whereto my heart is bound:
The neer my Mistresse is to me,
My health is farthest off I see:
and fresher is my wound:
Like as the flame doth quench by fire,
or streams consume by raigne,
So doth the sight that I desire,
appease my grief and paine:
Like a flie that doth hie,
and haste into the fire:
So in brief, findes her grief,
that thought to sport aspire.

When first I saw those Christal streams,
I little thought on beauties beams:
sweet venom to haue found,
But wilful wil did prick me foorth,
Perforce to take my grief in woorth,
that causd my mortall wound:
And Cupid blind compeld me so,
my fruitlesse hope to hide:
Wherein remaind my bitter wo:
thus stil he did me guide?
Then his dart, to my hart,
he slung with cruell fist:
Whose poison fel, I know right wel,
no louer may resist.

Thus vainly stil, I frame my sute,
Of ill sowen seeds, such is the frute,
experience doth it show:
The fault is hers the pain is mine,
And thus my sentence I define,
I hapned on a shrow:
And now beware, ye yongmen all,
Example take by mee:
Least beauties bait in Cupids thrall,
do catch you priuily:

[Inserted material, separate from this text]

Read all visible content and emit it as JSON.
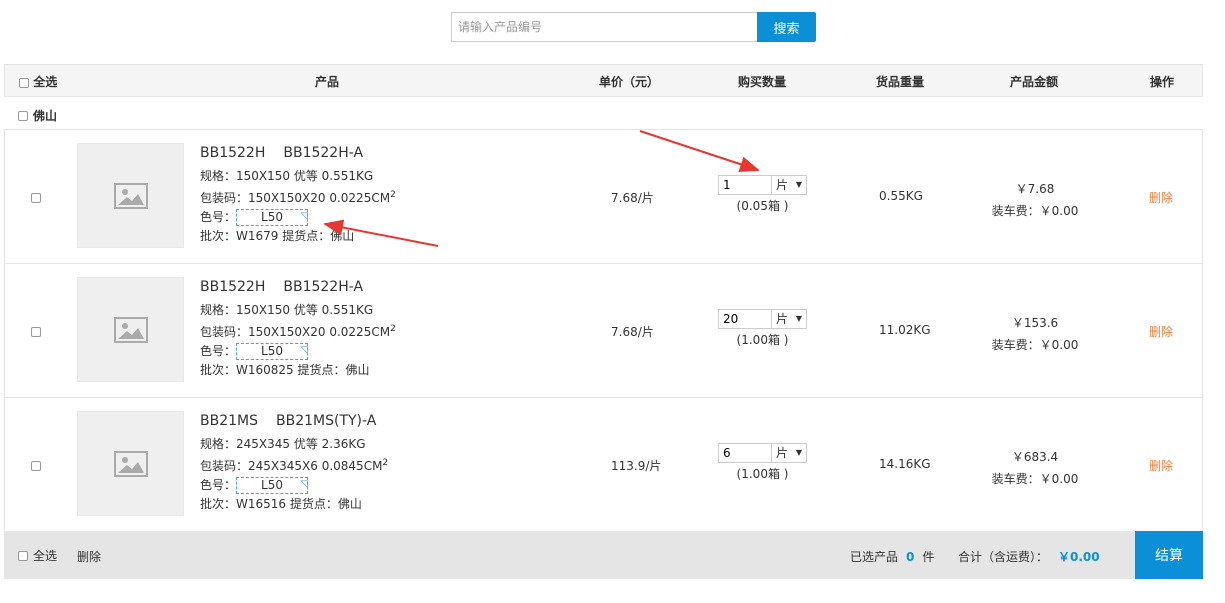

So stay you, I pray you,
and marke you my great wrong,
Forsaken, not taken,
thus end I now my song.